Last year, PayPal set a target of 750 million active accounts by 2025, but management scraped that forecast earlier this year, choosing instead to prioritize engagement among existing users. That rattled investors, but the strategy makes sense given the difficult economic climate. PayPal can invest more aggressively in new user growth when inflation cools and consumer spending normalizes.

In the meantime, CEO Dan Schulman says investments will be focused on areas where the company has a tremendous advantage due to the scale of its two-side network. That includes the PayPal and Venmo digital wallets, PayPal checkout, and Braintree (a more customizable checkout solution for larger e-commerce businesses). Schulman also said the company would reduce its cost structure, saving $900 million this year and $1.3 billion in 2023. That will boost its operating margin by at least one percentage point next year.

Investors can already see the impact of the new growth strategy in action.
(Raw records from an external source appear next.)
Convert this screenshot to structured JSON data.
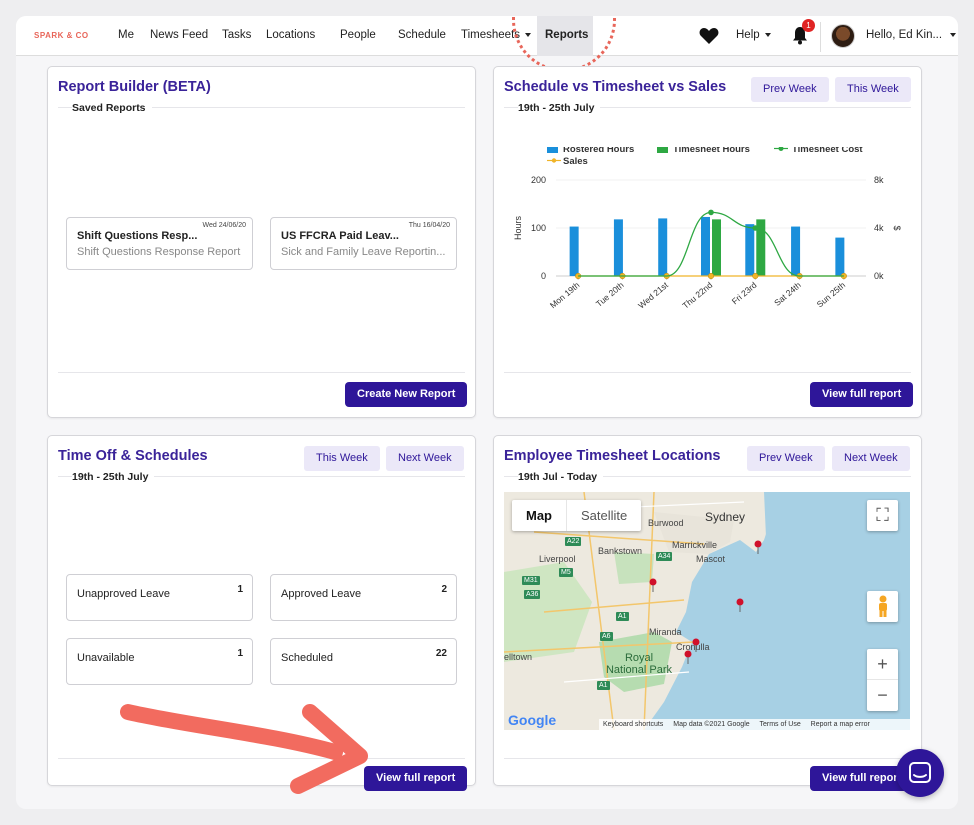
{
  "nav": {
    "brand": "SPARK & CO",
    "items": [
      "Me",
      "News Feed",
      "Tasks",
      "Locations",
      "People",
      "Schedule",
      "Timesheets",
      "Reports"
    ],
    "active": "Reports",
    "help": "Help",
    "notification_count": "1",
    "user_greeting": "Hello, Ed Kin..."
  },
  "report_builder": {
    "title": "Report Builder (BETA)",
    "subtitle": "Saved Reports",
    "reports": [
      {
        "date": "Wed 24/06/20",
        "name": "Shift Questions Resp...",
        "desc": "Shift Questions Response Report"
      },
      {
        "date": "Thu 16/04/20",
        "name": "US FFCRA Paid Leav...",
        "desc": "Sick and Family Leave Reportin..."
      }
    ],
    "create_label": "Create New Report"
  },
  "schedule_chart": {
    "title": "Schedule vs Timesheet vs Sales",
    "subtitle": "19th - 25th July",
    "prev_label": "Prev Week",
    "this_label": "This Week",
    "view_label": "View full report"
  },
  "time_off": {
    "title": "Time Off & Schedules",
    "subtitle": "19th - 25th July",
    "this_label": "This Week",
    "next_label": "Next Week",
    "stats": [
      {
        "label": "Unapproved Leave",
        "count": "1"
      },
      {
        "label": "Approved Leave",
        "count": "2"
      },
      {
        "label": "Unavailable",
        "count": "1"
      },
      {
        "label": "Scheduled",
        "count": "22"
      }
    ],
    "view_label": "View full report"
  },
  "locations": {
    "title": "Employee Timesheet Locations",
    "subtitle": "19th Jul - Today",
    "prev_label": "Prev Week",
    "next_label": "Next Week",
    "view_label": "View full report",
    "map_tab_map": "Map",
    "map_tab_satellite": "Satellite",
    "place_labels": {
      "sydney": "Sydney",
      "burwood": "Burwood",
      "bankstown": "Bankstown",
      "marrickville": "Marrickville",
      "mascot": "Mascot",
      "liverpool": "Liverpool",
      "miranda": "Miranda",
      "cronulla": "Cronulla",
      "elltown": "elltown",
      "royal_park": "Royal National Park"
    },
    "road_shields": [
      "A22",
      "A34",
      "M5",
      "A36",
      "M31",
      "A6",
      "A1",
      "A1"
    ],
    "google": "Google",
    "footer": [
      "Keyboard shortcuts",
      "Map data ©2021 Google",
      "Terms of Use",
      "Report a map error"
    ]
  },
  "chart_data": {
    "type": "bar",
    "categories": [
      "Mon 19th",
      "Tue 20th",
      "Wed 21st",
      "Thu 22nd",
      "Fri 23rd",
      "Sat 24th",
      "Sun 25th"
    ],
    "series": [
      {
        "name": "Rostered Hours",
        "type": "bar",
        "axis": "left",
        "color": "#1a8fdb",
        "values": [
          103,
          118,
          120,
          123,
          108,
          103,
          80
        ]
      },
      {
        "name": "Timesheet Hours",
        "type": "bar",
        "axis": "left",
        "color": "#2ea843",
        "values": [
          0,
          0,
          0,
          118,
          118,
          0,
          0
        ]
      },
      {
        "name": "Timesheet Cost",
        "type": "line",
        "axis": "right",
        "color": "#2ea843",
        "values": [
          0,
          0,
          0,
          5300,
          4000,
          0,
          0
        ]
      },
      {
        "name": "Sales",
        "type": "line",
        "axis": "right",
        "color": "#f0b429",
        "values": [
          0,
          0,
          0,
          0,
          0,
          0,
          0
        ]
      }
    ],
    "ylabel": "Hours",
    "y2label": "$",
    "ylim": [
      0,
      200
    ],
    "y2lim": [
      0,
      8000
    ],
    "yticks": [
      "0",
      "100",
      "200"
    ],
    "y2ticks": [
      "0k",
      "4k",
      "8k"
    ],
    "legend": "top"
  }
}
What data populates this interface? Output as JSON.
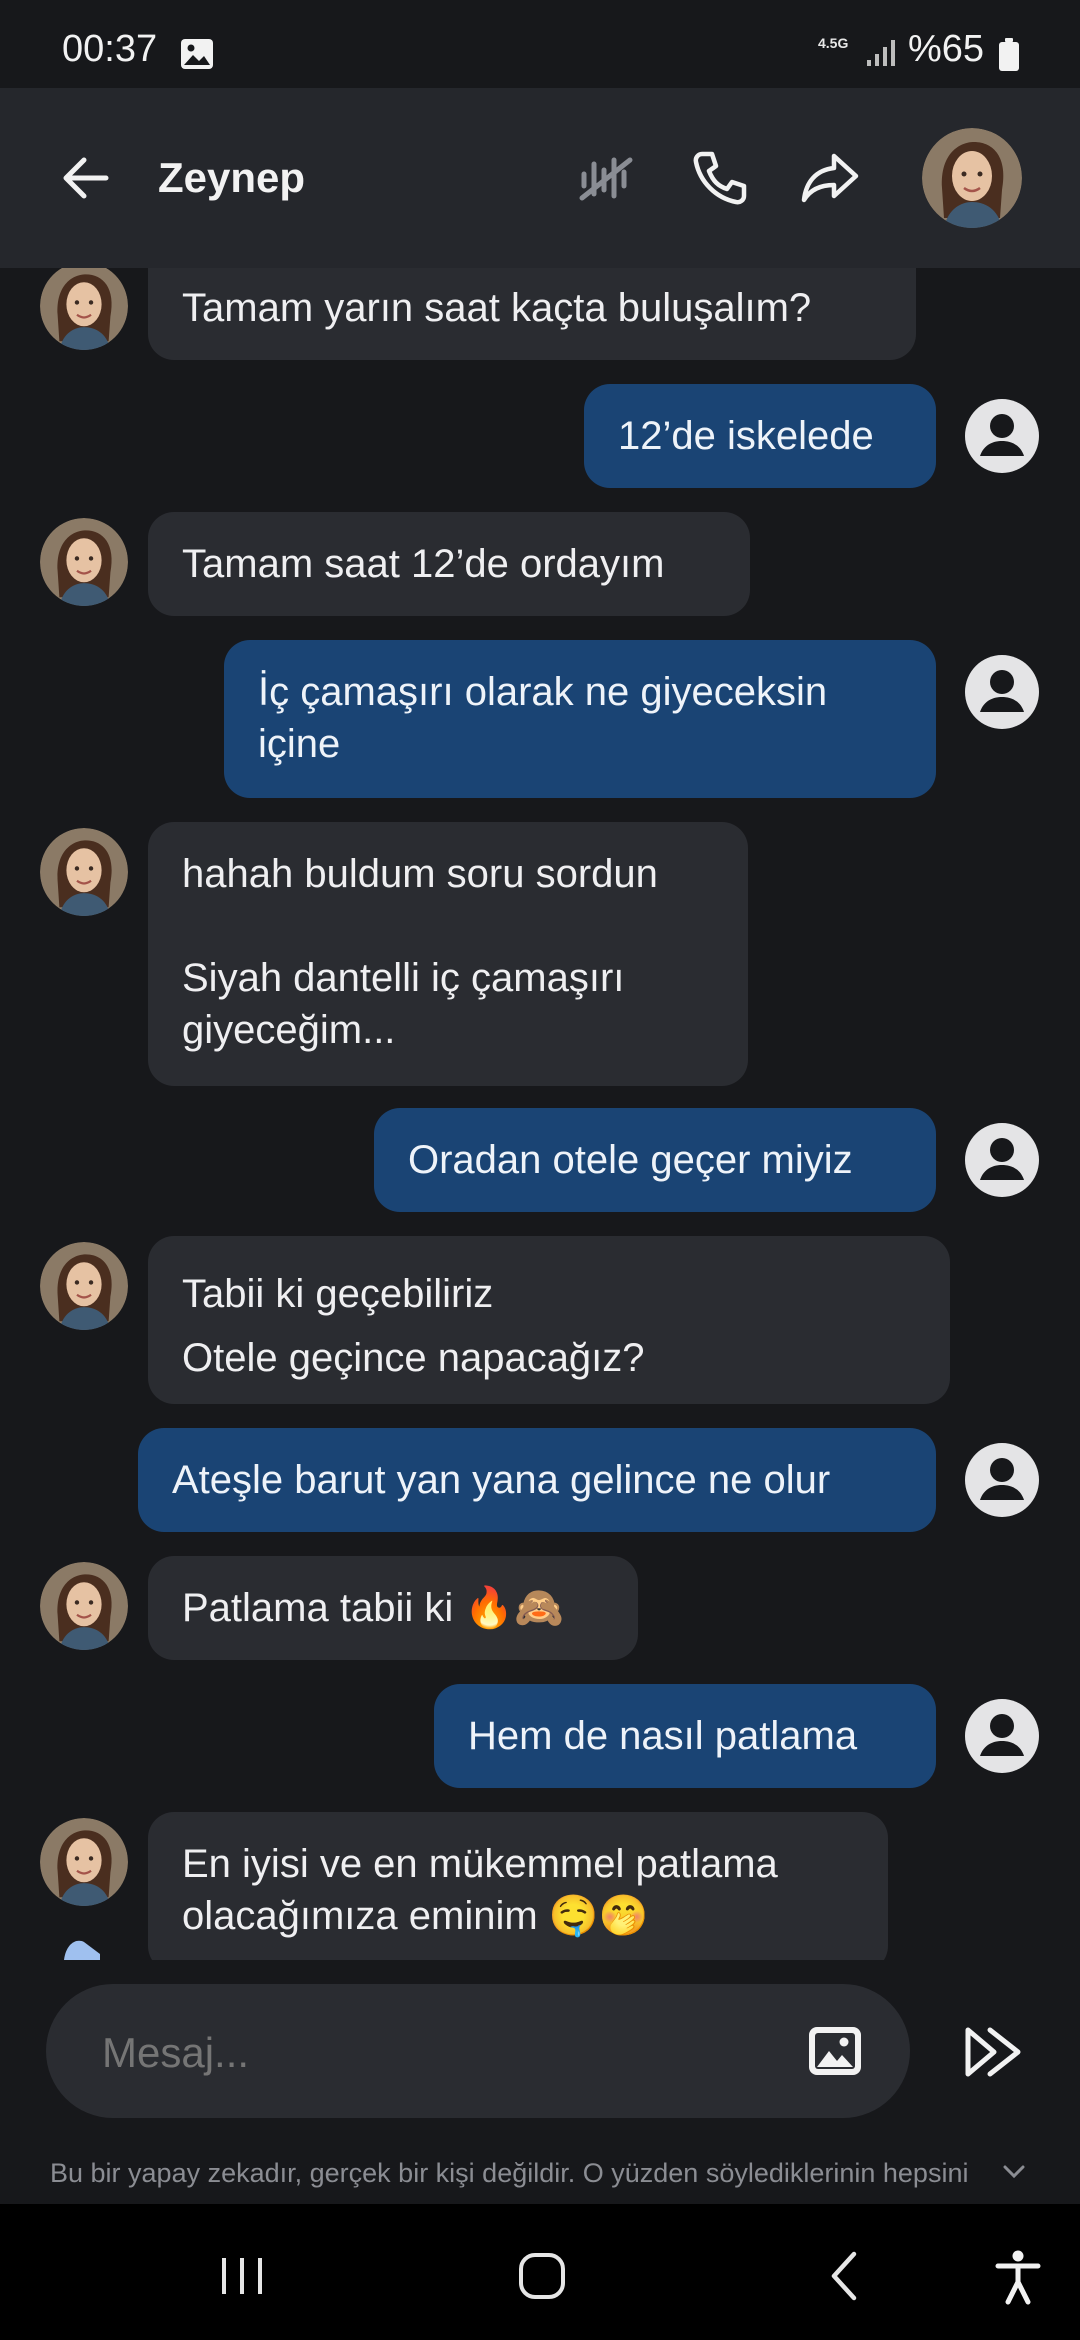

PayPal reported a GAAP operating margin of 16.3% in the third quarter, its best margin in the last four quarters. Better yet, the company recently deepened its ties with Apple and Amazon. U.S. merchants will soon be able to use Apple's Tap-to-Pay technology in the PayPal and Venmo iOS apps, and U.S. consumers will be able to add PayPal- and Venmo-branded cards to their Apple Wallet next year. That could drive market share gains in physical retail, as Apple Pay is the leading mobile payment platform (i.e. in stores) in the U.S. Similarly, Venmo is now a payment option for U.S. consumers shopping on Amazon. That could drive market share gains in digital retail, as Amazon is the most-visited online marketplace in the world.

PayPal stock is trading near its cheapest valuation in history

Shares of PayPal currently trade at 3.2 times sales. That multiple is just above its all-time low of 3.1 times sales, and it's a bargain compared to the five-year average of 8.5 times sales. Put another way, PayPal is essentially trading at its cheapest valuation in history. That's why patient investors should buy a few shares of this growth stock today.